| Problem statement |
Write every record out again exactly, and keep images out of it.

| Listed entries |

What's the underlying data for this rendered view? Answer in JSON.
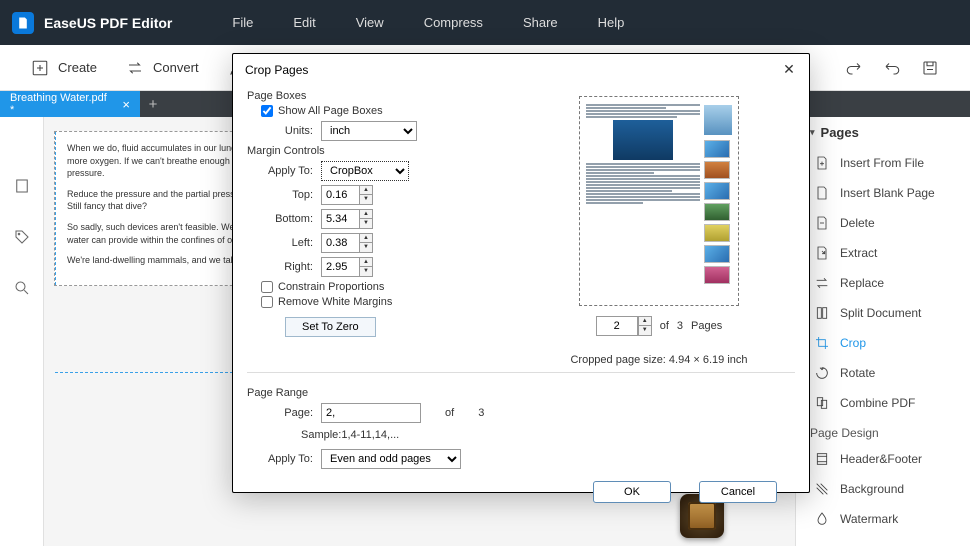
{
  "app": {
    "title": "EaseUS PDF Editor"
  },
  "menu": [
    "File",
    "Edit",
    "View",
    "Compress",
    "Share",
    "Help"
  ],
  "toolbar": {
    "create": "Create",
    "convert": "Convert"
  },
  "tab": {
    "name": "Breathing Water.pdf *"
  },
  "doc": {
    "p1": "When we do, fluid accumulates in our lungs, their alveoli's efficiency is reduced. This means we must breathe in more oxygen. If we can't breathe enough oxygen, we can develop hypoxia even at 100% oxygen at a normal pressure.",
    "p2": "Reduce the pressure and the partial pressure results could be even worse: unconsciousness and convulsions... Still fancy that dive?",
    "p3": "So sadly, such devices aren't feasible. We can't improve, but we can't extract more. We need more oxygen than water can provide within the confines of our own biochemistry.",
    "p4": "We're land-dwelling mammals, and we take the air we breathe with us."
  },
  "right_panel": {
    "header": "Pages",
    "items": [
      "Insert From File",
      "Insert Blank Page",
      "Delete",
      "Extract",
      "Replace",
      "Split Document",
      "Crop",
      "Rotate",
      "Combine PDF"
    ],
    "section2": "Page Design",
    "items2": [
      "Header&Footer",
      "Background",
      "Watermark"
    ]
  },
  "dialog": {
    "title": "Crop Pages",
    "page_boxes_label": "Page Boxes",
    "show_all": "Show All Page Boxes",
    "units_label": "Units:",
    "units_value": "inch",
    "margin_controls": "Margin Controls",
    "apply_to_label": "Apply To:",
    "apply_to_value": "CropBox",
    "top_label": "Top:",
    "top_value": "0.16",
    "bottom_label": "Bottom:",
    "bottom_value": "5.34",
    "left_label": "Left:",
    "left_value": "0.38",
    "right_label": "Right:",
    "right_value": "2.95",
    "constrain": "Constrain Proportions",
    "remove_white": "Remove White Margins",
    "set_zero": "Set To Zero",
    "page_range": "Page Range",
    "page_label": "Page:",
    "page_value": "2,",
    "page_of": "of",
    "page_total": "3",
    "sample": "Sample:1,4-11,14,...",
    "apply_to2": "Apply To:",
    "apply_to2_value": "Even and odd pages",
    "preview_page": "2",
    "preview_of": "of",
    "preview_total": "3",
    "preview_pages_label": "Pages",
    "cropped_size": "Cropped page size: 4.94 × 6.19 inch",
    "ok": "OK",
    "cancel": "Cancel"
  }
}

| Answer area |
What's the underlying data for this rendered view? Answer in JSON.
{
  "app": {
    "title": "EaseUS PDF Editor"
  },
  "menu": [
    "File",
    "Edit",
    "View",
    "Compress",
    "Share",
    "Help"
  ],
  "toolbar": {
    "create": "Create",
    "convert": "Convert"
  },
  "tab": {
    "name": "Breathing Water.pdf *"
  },
  "doc": {
    "p1": "When we do, fluid accumulates in our lungs, their alveoli's efficiency is reduced. This means we must breathe in more oxygen. If we can't breathe enough oxygen, we can develop hypoxia even at 100% oxygen at a normal pressure.",
    "p2": "Reduce the pressure and the partial pressure results could be even worse: unconsciousness and convulsions... Still fancy that dive?",
    "p3": "So sadly, such devices aren't feasible. We can't improve, but we can't extract more. We need more oxygen than water can provide within the confines of our own biochemistry.",
    "p4": "We're land-dwelling mammals, and we take the air we breathe with us."
  },
  "right_panel": {
    "header": "Pages",
    "items": [
      "Insert From File",
      "Insert Blank Page",
      "Delete",
      "Extract",
      "Replace",
      "Split Document",
      "Crop",
      "Rotate",
      "Combine PDF"
    ],
    "section2": "Page Design",
    "items2": [
      "Header&Footer",
      "Background",
      "Watermark"
    ]
  },
  "dialog": {
    "title": "Crop Pages",
    "page_boxes_label": "Page Boxes",
    "show_all": "Show All Page Boxes",
    "units_label": "Units:",
    "units_value": "inch",
    "margin_controls": "Margin Controls",
    "apply_to_label": "Apply To:",
    "apply_to_value": "CropBox",
    "top_label": "Top:",
    "top_value": "0.16",
    "bottom_label": "Bottom:",
    "bottom_value": "5.34",
    "left_label": "Left:",
    "left_value": "0.38",
    "right_label": "Right:",
    "right_value": "2.95",
    "constrain": "Constrain Proportions",
    "remove_white": "Remove White Margins",
    "set_zero": "Set To Zero",
    "page_range": "Page Range",
    "page_label": "Page:",
    "page_value": "2,",
    "page_of": "of",
    "page_total": "3",
    "sample": "Sample:1,4-11,14,...",
    "apply_to2": "Apply To:",
    "apply_to2_value": "Even and odd pages",
    "preview_page": "2",
    "preview_of": "of",
    "preview_total": "3",
    "preview_pages_label": "Pages",
    "cropped_size": "Cropped page size: 4.94 × 6.19 inch",
    "ok": "OK",
    "cancel": "Cancel"
  }
}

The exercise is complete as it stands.